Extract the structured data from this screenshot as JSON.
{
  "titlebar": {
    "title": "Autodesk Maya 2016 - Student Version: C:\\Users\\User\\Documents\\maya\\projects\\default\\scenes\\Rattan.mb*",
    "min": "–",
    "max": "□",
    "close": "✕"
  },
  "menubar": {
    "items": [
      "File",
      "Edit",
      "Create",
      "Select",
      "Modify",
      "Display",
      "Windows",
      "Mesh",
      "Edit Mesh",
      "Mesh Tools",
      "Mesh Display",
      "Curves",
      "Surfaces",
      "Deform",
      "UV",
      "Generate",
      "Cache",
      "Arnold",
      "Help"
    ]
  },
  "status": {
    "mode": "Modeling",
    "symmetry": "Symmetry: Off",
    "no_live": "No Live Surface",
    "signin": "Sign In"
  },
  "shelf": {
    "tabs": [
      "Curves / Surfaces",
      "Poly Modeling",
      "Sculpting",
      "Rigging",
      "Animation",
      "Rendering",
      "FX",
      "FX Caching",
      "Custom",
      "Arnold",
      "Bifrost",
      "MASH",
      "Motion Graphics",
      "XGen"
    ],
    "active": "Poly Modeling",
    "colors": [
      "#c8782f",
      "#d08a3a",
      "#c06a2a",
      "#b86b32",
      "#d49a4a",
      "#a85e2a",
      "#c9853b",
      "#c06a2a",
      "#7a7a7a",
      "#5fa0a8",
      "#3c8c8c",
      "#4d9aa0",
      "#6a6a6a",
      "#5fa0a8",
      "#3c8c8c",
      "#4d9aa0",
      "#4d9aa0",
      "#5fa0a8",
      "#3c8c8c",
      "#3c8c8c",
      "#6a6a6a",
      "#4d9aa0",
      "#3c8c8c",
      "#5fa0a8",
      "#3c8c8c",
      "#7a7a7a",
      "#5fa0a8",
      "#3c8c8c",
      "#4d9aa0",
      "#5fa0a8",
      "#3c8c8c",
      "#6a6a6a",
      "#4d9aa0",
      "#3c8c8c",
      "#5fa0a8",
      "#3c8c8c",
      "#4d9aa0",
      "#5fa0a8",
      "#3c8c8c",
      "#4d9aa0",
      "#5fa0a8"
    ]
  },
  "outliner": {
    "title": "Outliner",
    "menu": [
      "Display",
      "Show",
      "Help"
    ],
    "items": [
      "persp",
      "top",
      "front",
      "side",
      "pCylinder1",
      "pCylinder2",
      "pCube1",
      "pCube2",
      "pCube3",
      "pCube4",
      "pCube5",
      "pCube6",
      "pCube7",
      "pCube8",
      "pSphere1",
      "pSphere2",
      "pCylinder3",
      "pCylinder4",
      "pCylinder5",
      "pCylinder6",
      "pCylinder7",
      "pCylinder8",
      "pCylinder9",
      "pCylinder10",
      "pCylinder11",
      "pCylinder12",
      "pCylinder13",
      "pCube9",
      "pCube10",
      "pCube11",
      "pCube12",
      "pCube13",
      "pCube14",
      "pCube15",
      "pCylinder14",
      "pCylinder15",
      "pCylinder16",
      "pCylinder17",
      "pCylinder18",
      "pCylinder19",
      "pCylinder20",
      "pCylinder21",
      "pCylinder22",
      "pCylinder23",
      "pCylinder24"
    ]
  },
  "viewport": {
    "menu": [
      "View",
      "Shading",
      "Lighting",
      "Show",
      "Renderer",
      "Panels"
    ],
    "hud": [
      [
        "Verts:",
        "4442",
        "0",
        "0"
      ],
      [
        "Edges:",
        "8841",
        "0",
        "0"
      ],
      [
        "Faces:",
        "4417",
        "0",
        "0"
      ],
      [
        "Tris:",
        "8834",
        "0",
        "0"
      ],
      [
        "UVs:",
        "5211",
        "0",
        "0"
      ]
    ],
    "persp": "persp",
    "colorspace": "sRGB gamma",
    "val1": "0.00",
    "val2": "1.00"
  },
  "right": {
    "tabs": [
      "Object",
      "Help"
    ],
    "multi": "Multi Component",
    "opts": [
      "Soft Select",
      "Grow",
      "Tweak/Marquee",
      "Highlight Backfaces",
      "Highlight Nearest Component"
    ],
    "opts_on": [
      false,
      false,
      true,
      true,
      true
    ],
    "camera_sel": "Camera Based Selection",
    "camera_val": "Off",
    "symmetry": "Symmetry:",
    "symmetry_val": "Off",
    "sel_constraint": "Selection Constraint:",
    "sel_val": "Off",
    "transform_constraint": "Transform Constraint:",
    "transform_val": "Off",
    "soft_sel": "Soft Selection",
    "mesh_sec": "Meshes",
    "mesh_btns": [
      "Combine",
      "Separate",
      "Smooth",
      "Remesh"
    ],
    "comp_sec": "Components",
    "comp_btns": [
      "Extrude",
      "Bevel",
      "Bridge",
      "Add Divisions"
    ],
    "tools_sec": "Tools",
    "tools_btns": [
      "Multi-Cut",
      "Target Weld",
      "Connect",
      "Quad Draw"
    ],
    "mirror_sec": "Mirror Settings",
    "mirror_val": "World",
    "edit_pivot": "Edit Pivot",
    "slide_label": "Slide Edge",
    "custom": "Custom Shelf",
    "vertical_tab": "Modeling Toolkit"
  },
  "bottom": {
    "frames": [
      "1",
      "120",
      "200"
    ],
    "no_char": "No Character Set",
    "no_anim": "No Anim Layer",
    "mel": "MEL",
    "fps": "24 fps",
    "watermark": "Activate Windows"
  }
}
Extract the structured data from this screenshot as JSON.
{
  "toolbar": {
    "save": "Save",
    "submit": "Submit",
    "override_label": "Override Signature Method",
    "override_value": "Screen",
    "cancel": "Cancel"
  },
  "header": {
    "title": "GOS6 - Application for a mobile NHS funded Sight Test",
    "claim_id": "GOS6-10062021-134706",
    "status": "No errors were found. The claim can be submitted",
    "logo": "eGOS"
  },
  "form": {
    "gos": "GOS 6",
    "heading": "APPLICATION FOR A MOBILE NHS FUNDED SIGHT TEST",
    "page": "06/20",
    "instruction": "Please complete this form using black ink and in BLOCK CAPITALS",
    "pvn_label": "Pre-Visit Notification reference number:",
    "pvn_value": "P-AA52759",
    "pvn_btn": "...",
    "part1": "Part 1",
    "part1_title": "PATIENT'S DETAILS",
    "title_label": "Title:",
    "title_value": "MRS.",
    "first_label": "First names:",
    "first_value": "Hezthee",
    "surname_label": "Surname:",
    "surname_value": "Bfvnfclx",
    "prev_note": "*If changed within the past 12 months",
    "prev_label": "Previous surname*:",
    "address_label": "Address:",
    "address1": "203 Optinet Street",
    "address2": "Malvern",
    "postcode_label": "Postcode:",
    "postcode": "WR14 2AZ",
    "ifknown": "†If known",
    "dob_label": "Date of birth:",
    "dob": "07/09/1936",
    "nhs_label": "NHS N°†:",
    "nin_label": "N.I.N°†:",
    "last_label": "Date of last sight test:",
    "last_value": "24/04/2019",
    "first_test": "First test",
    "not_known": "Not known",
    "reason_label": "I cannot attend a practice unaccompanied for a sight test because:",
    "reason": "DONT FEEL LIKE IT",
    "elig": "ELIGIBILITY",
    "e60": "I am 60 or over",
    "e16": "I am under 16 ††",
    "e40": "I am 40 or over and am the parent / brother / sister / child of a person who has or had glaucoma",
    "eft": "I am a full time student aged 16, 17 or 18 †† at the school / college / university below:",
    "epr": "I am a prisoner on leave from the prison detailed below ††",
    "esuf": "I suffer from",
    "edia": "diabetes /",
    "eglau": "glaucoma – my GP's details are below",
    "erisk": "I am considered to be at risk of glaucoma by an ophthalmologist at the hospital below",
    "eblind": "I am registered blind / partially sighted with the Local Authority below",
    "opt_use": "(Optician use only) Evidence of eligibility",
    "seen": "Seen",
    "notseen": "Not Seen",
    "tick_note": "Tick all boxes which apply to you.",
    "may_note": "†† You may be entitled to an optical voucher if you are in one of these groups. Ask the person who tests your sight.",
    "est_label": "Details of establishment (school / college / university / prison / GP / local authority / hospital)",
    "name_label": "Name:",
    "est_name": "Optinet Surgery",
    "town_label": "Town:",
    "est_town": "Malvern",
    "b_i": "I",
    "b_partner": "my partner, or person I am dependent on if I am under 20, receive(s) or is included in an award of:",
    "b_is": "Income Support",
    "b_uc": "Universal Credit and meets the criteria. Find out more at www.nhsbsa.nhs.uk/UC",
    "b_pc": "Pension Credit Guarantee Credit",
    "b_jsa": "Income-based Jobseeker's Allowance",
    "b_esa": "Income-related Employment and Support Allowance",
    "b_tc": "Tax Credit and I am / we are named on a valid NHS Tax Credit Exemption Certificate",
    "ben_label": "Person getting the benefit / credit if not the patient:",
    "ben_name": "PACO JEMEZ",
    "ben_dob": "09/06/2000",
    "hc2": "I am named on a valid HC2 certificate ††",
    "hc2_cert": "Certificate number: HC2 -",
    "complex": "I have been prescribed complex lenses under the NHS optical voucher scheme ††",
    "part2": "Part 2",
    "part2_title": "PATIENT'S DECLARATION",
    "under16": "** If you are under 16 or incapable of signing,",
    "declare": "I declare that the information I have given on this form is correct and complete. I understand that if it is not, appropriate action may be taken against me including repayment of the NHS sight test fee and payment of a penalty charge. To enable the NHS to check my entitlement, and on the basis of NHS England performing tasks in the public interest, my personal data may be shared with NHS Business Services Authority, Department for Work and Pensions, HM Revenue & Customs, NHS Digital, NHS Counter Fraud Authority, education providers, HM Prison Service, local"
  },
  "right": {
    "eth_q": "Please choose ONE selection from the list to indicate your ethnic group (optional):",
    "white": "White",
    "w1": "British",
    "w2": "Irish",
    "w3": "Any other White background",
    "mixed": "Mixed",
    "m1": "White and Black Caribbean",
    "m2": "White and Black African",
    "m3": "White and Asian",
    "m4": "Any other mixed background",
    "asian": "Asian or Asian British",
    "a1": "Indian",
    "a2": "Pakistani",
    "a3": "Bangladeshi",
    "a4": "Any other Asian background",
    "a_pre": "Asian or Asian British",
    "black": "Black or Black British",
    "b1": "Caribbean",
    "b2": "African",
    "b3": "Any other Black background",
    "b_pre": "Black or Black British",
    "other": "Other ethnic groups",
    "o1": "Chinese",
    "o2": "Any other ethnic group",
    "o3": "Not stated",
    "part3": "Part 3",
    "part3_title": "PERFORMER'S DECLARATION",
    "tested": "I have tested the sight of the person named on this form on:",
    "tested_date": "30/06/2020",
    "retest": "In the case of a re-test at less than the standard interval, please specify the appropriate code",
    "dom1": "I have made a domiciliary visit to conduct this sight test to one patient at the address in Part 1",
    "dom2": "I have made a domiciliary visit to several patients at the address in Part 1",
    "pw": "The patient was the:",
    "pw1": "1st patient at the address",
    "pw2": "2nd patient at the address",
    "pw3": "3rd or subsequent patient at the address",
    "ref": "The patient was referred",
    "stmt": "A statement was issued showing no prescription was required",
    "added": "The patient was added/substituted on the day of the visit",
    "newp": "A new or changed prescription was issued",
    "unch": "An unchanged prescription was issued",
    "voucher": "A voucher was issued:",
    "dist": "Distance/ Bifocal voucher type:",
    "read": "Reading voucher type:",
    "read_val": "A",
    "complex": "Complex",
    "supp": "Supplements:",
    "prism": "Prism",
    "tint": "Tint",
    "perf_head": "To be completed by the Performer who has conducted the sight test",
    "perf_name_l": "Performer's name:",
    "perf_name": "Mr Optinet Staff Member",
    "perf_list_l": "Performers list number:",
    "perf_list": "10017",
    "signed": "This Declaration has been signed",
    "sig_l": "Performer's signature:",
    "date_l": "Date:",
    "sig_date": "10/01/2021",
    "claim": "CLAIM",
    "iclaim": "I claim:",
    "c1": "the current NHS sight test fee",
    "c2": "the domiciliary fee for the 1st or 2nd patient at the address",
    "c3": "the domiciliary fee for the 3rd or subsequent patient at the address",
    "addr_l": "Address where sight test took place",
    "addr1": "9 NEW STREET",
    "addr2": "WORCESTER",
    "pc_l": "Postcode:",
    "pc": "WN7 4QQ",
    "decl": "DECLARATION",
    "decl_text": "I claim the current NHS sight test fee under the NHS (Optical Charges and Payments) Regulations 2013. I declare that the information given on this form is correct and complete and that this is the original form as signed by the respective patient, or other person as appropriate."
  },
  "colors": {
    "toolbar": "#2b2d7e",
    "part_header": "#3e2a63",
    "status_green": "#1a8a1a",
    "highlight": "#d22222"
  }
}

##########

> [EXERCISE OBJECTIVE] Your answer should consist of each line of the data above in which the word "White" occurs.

> [THE ANSWER]
    "white": "White",
    "w3": "Any other White background",
    "m1": "White and Black Caribbean",
    "m2": "White and Black African",
    "m3": "White and Asian",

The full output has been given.